BEGIN Data for the task
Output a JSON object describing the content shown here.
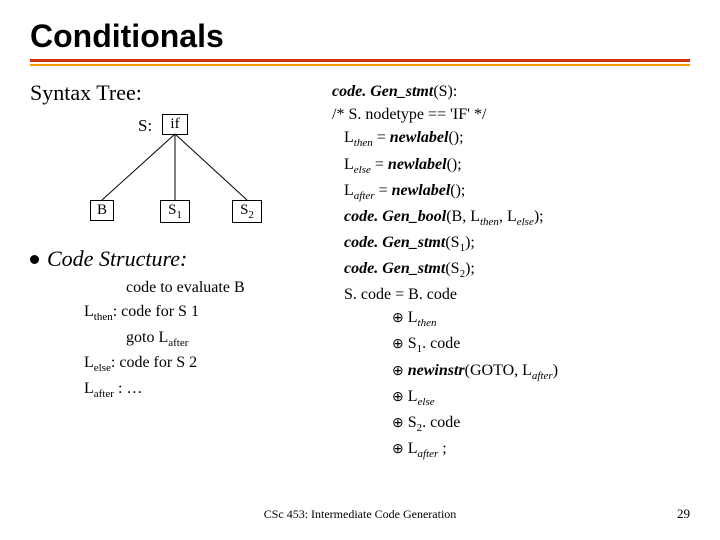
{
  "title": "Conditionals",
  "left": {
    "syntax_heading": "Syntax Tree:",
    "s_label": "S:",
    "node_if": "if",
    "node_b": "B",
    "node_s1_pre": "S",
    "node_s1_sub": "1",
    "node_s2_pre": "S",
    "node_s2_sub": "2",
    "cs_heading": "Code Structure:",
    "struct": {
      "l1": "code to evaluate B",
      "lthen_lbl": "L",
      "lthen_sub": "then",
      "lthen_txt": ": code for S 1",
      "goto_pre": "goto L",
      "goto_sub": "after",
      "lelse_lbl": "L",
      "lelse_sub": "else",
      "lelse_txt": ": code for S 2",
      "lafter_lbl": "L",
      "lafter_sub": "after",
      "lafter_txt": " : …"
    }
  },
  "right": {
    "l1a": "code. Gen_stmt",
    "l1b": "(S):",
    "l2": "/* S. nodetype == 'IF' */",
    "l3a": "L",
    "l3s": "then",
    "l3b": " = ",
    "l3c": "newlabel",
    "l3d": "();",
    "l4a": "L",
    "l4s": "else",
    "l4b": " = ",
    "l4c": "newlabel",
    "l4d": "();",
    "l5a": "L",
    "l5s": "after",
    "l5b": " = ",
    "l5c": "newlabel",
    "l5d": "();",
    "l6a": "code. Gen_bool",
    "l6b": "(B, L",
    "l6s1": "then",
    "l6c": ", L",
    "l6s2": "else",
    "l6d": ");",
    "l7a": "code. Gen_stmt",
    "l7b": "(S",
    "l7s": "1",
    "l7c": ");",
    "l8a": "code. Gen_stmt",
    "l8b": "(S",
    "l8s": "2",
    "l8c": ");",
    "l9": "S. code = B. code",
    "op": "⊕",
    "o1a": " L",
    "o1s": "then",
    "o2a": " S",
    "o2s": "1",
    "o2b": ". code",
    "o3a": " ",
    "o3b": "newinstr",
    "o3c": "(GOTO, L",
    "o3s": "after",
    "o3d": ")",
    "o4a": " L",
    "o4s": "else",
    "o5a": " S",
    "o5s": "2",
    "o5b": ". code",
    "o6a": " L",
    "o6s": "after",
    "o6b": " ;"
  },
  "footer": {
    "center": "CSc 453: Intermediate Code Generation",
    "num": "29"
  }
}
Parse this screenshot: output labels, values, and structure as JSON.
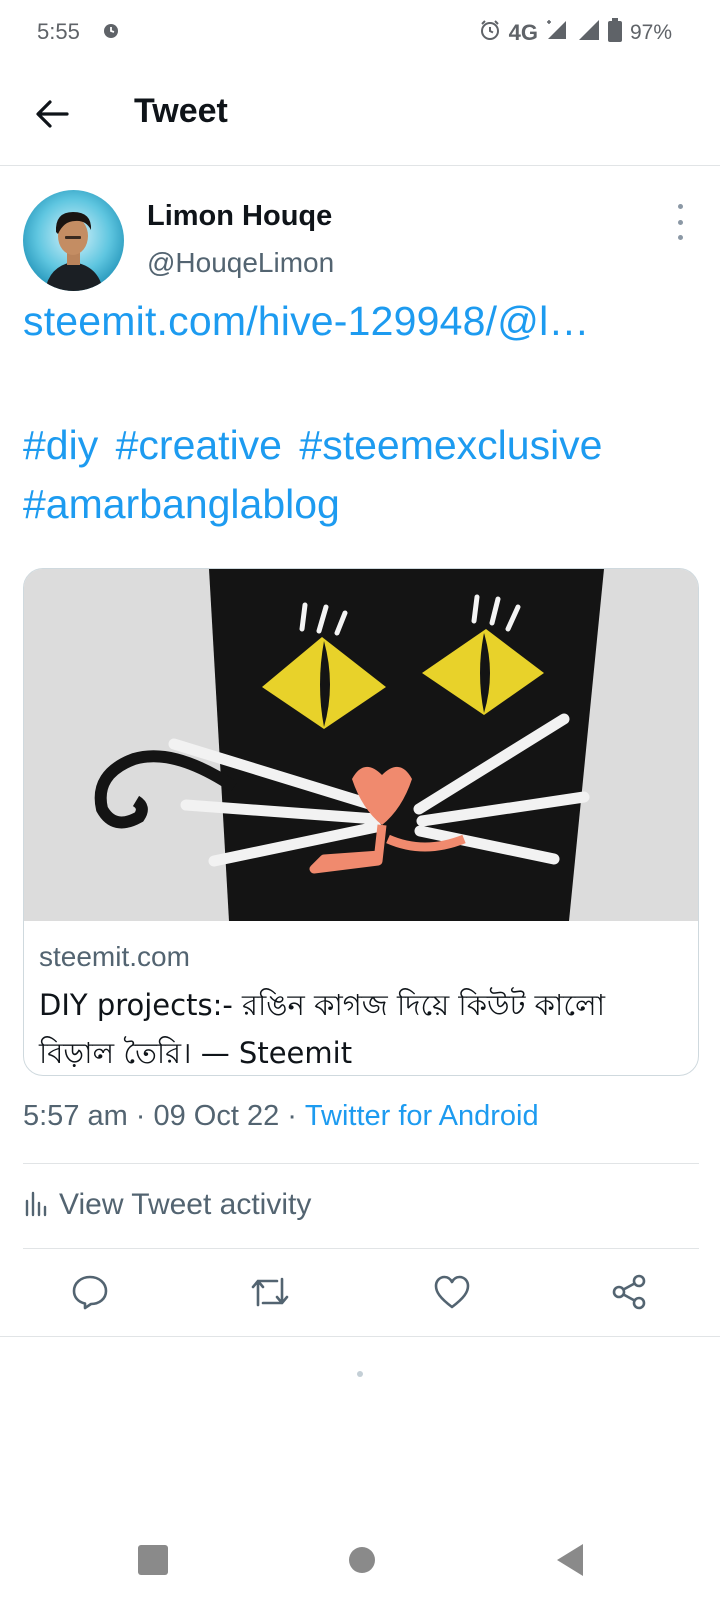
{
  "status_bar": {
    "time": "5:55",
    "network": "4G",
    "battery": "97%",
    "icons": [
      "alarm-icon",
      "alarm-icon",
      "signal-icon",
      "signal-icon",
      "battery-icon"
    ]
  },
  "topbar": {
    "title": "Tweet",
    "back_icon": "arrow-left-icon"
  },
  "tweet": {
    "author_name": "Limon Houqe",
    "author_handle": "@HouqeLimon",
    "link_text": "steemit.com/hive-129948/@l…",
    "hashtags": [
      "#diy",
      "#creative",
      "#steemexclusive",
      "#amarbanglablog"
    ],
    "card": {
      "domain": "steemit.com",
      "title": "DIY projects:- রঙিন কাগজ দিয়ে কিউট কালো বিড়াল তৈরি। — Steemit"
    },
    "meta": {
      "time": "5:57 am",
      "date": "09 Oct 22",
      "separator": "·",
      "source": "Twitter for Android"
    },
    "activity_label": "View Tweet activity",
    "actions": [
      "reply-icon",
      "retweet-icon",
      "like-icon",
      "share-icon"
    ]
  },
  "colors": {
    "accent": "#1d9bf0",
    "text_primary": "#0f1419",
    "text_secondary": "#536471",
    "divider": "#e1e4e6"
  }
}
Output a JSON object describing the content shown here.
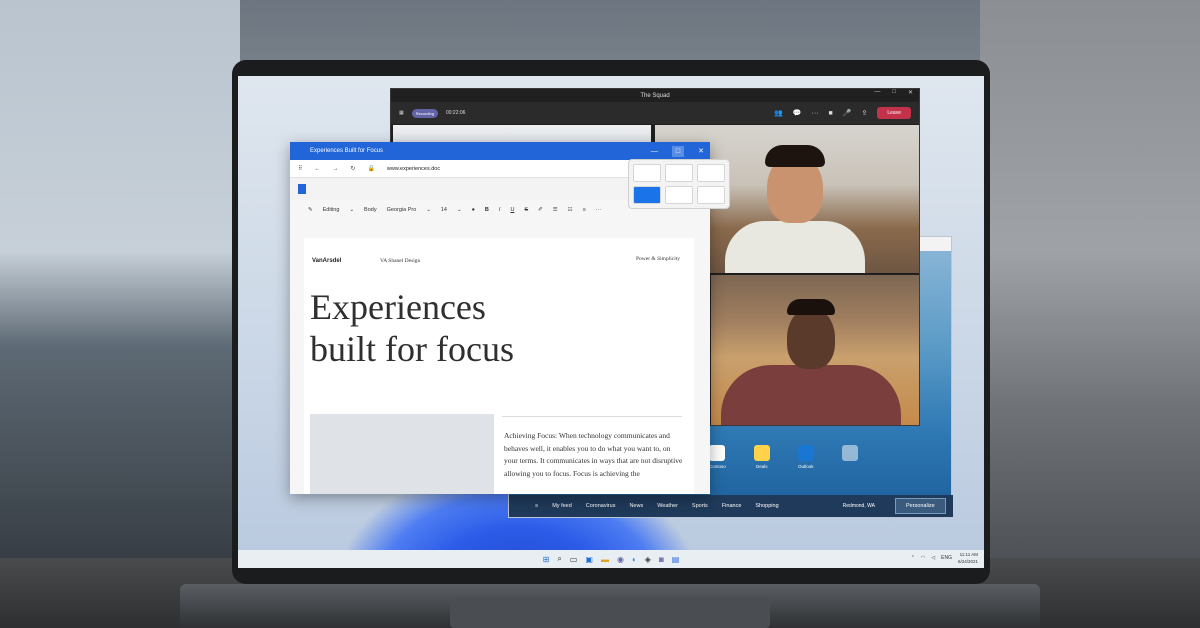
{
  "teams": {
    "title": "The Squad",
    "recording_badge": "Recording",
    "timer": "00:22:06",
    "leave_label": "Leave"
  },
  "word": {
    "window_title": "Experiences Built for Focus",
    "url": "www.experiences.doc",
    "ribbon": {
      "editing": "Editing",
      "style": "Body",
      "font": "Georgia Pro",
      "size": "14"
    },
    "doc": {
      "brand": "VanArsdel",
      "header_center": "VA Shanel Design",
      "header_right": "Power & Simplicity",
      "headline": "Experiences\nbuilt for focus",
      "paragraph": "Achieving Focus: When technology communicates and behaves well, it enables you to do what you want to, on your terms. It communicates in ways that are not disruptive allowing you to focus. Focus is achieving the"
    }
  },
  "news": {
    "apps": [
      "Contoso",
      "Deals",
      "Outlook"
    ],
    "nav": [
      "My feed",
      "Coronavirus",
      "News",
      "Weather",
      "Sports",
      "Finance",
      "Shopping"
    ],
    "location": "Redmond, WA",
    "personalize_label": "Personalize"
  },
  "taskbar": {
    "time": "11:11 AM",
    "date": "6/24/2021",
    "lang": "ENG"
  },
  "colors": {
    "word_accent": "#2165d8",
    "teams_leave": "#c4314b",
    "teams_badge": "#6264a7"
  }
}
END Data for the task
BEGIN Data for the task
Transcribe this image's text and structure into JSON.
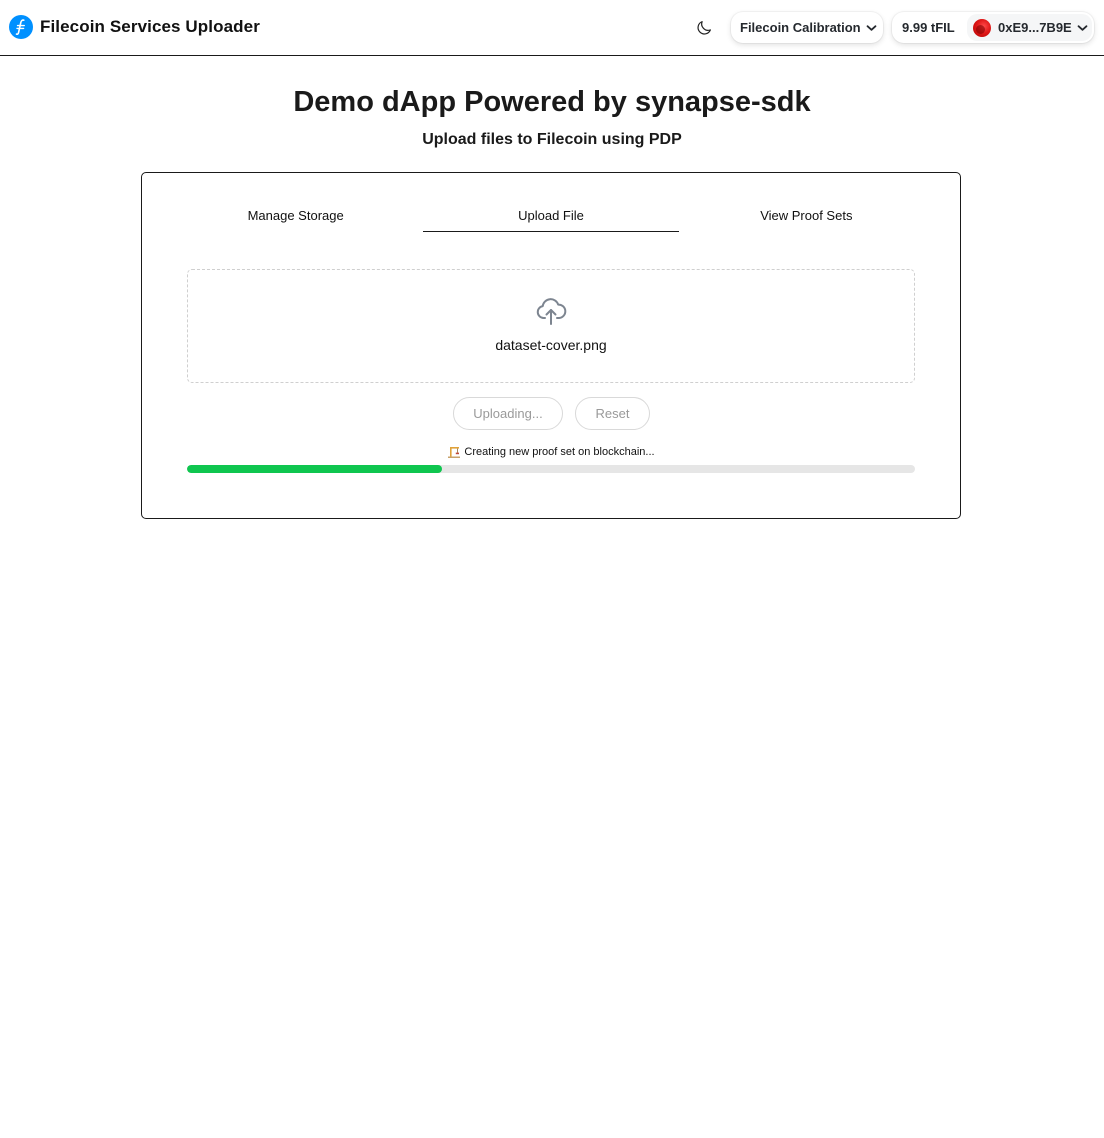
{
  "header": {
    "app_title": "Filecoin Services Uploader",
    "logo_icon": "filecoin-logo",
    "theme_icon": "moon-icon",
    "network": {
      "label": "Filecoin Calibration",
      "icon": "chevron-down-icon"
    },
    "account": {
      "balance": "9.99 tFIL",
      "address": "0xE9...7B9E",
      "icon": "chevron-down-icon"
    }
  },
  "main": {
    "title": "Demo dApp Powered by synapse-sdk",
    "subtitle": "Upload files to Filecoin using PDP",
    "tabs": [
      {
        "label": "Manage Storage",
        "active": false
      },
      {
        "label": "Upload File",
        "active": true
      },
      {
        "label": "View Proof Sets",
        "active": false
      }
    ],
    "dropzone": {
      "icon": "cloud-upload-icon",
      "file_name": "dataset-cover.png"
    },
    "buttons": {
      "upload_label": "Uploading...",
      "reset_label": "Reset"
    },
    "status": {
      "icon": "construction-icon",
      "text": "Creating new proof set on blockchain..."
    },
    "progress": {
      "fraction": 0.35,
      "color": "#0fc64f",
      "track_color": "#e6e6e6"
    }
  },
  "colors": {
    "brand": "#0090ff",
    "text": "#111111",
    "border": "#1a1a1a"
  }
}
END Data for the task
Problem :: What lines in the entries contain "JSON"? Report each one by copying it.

Task output ::
Output a JSON object describing the content shown here.
Parse this screenshot: output labels, values, and structure as JSON.
Output a JSON object describing the content shown here.
Transcribe this image's text and structure into JSON.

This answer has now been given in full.